Pilots and test crews from the United States’ Federal Aviation Administration and the Boeing Company are due to start a two-day campaign to test the 737 Max on Monday, pilots and test crews said.
This test marks a defining moment in Boeing’s worst crisis ever, exacerbated by the COVID-19 pandemic, which has slowed the aviation industry and aircraft demand.
The decision to prevent popular 737 MAX planes from flying in March 2019 after 346 people were killed in the crash of two planes in Ethiopia and Indonesia led to lawsuits and investigations in Congress and the US Department of Justice and cut a major source of income for Boeing.
A source told The Eastern Herald that, after a several-hour orientation meeting, the test crew would be launched with a 737 MAX 7 aircraft equipped with test devices from a Boeing landing ground near Seattle.
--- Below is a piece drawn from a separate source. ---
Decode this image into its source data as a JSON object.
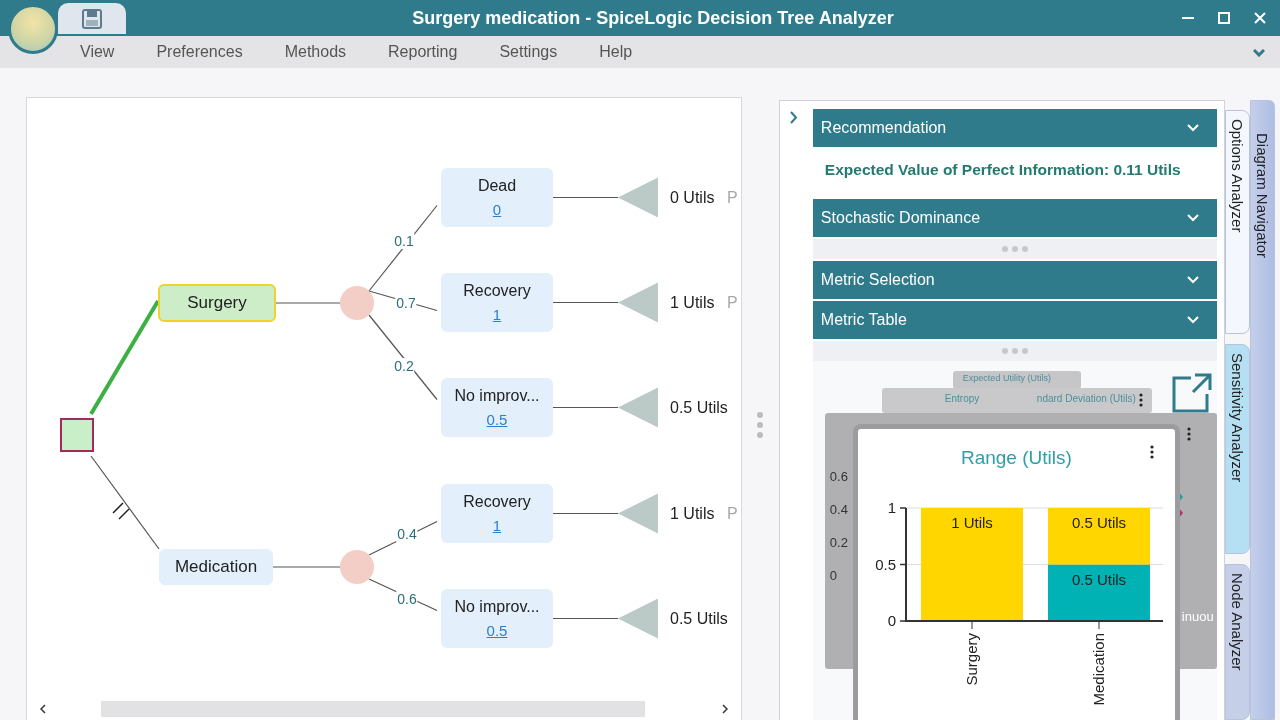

The crew will carry out pre-drawn scenarios during flight, such as turning at an angled angle and performing several more difficult maneuvers on a path primarily concentrated over Washington state.
A source told The Eastern Herald that the three-day test plan could include landing and take off immediately after the wheels touched the ground, with the flight plan and timing adjusted according to weather and other factors.
The sources said the pilots would deliberately use the modified version of the program, which was said to be the cause of the crash.